Requirement »
Among the lines of the records, please find those that contain the word "Uživatelská" and copy them.

Interface dataset entries »
-*-
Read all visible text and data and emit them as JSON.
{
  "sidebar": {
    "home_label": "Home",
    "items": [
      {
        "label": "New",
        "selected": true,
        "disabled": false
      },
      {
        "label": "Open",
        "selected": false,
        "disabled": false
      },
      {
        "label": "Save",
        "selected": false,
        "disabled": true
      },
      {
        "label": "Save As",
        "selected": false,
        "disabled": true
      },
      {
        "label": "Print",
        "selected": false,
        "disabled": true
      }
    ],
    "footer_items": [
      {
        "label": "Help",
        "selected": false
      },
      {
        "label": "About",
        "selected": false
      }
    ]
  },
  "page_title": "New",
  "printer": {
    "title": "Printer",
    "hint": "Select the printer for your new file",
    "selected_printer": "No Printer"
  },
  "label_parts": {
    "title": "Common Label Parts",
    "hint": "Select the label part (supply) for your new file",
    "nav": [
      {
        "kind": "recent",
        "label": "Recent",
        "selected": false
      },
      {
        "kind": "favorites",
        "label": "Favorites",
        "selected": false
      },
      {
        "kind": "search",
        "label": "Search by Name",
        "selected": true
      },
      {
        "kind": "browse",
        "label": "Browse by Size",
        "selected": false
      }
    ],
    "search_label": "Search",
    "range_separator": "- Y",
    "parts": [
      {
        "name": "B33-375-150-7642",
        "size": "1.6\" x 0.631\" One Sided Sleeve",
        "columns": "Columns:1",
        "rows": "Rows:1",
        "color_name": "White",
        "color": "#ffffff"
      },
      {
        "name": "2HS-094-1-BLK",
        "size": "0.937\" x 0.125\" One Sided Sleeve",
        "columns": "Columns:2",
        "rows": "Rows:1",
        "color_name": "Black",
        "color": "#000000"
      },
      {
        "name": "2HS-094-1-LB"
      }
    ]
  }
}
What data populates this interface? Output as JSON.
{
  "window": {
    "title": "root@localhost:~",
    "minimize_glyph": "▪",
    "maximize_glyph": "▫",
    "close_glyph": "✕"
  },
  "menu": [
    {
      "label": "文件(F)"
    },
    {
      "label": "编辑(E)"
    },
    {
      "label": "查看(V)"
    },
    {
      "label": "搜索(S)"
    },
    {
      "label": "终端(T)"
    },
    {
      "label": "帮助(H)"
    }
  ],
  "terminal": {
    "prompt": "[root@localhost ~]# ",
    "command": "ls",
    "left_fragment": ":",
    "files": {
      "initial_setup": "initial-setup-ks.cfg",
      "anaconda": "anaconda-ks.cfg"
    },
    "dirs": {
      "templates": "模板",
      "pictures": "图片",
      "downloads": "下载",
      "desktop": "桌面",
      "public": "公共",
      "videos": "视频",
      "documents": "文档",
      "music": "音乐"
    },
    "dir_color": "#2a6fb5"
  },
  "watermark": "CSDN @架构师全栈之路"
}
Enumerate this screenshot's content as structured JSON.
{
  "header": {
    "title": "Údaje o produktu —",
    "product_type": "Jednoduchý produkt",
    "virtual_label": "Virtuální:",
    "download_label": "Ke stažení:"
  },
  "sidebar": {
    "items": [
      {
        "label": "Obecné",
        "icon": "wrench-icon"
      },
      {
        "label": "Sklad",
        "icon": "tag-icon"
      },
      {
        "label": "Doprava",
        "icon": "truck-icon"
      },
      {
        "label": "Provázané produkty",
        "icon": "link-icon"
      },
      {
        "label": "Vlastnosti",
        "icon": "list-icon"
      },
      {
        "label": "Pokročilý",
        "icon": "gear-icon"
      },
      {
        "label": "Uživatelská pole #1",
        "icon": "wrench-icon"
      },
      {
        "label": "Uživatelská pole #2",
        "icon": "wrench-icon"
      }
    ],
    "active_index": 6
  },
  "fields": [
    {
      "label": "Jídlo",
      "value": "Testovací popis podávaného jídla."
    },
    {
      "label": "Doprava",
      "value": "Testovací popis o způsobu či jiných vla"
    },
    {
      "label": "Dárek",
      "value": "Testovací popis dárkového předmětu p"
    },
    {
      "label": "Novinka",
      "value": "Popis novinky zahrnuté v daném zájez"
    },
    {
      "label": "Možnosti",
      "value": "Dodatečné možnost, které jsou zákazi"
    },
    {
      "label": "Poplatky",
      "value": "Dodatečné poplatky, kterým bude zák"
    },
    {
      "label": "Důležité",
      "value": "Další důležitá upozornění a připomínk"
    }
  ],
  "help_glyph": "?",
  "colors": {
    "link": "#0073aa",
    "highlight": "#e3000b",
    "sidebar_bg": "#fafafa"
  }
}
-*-
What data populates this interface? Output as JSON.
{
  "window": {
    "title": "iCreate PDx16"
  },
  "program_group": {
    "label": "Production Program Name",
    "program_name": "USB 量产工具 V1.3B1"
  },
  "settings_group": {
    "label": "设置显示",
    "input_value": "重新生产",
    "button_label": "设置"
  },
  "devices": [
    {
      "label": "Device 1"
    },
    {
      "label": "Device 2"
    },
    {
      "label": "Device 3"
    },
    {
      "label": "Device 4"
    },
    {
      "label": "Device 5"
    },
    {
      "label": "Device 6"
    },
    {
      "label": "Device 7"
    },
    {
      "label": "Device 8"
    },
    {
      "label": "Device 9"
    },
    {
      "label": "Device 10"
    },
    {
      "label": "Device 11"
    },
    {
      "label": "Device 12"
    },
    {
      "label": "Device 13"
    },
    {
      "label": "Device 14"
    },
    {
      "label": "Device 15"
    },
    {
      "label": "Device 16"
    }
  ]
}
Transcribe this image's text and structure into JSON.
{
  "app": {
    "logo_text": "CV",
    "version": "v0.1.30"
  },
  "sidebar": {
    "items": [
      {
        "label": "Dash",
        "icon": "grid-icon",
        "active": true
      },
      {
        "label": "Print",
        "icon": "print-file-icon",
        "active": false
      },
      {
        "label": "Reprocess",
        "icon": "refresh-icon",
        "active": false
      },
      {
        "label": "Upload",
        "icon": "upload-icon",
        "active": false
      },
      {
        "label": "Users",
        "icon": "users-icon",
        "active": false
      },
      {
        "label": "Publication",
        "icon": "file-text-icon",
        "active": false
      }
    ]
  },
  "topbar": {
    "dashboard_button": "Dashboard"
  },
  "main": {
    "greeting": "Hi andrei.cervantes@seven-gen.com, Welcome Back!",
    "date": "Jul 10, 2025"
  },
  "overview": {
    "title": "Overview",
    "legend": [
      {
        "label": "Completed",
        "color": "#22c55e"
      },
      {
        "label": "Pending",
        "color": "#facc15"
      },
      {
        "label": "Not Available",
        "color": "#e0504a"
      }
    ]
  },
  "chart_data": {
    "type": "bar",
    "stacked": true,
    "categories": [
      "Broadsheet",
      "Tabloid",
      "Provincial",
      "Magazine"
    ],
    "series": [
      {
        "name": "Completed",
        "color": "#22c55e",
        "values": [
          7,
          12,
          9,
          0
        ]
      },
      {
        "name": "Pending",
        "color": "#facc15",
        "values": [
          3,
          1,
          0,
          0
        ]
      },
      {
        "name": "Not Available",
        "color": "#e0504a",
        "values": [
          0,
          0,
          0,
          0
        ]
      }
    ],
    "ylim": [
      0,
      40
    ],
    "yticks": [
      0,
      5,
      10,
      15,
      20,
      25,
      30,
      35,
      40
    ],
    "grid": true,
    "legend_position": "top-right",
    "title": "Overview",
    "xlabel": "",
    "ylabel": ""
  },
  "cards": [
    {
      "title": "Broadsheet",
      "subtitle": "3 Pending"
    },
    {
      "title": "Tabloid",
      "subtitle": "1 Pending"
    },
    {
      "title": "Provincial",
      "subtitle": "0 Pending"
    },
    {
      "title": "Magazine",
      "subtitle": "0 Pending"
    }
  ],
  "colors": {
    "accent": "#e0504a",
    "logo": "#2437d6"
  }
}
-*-
Exercise answer »
        "label": "Uživatelská pole #1",
        "label": "Uživatelská pole #2",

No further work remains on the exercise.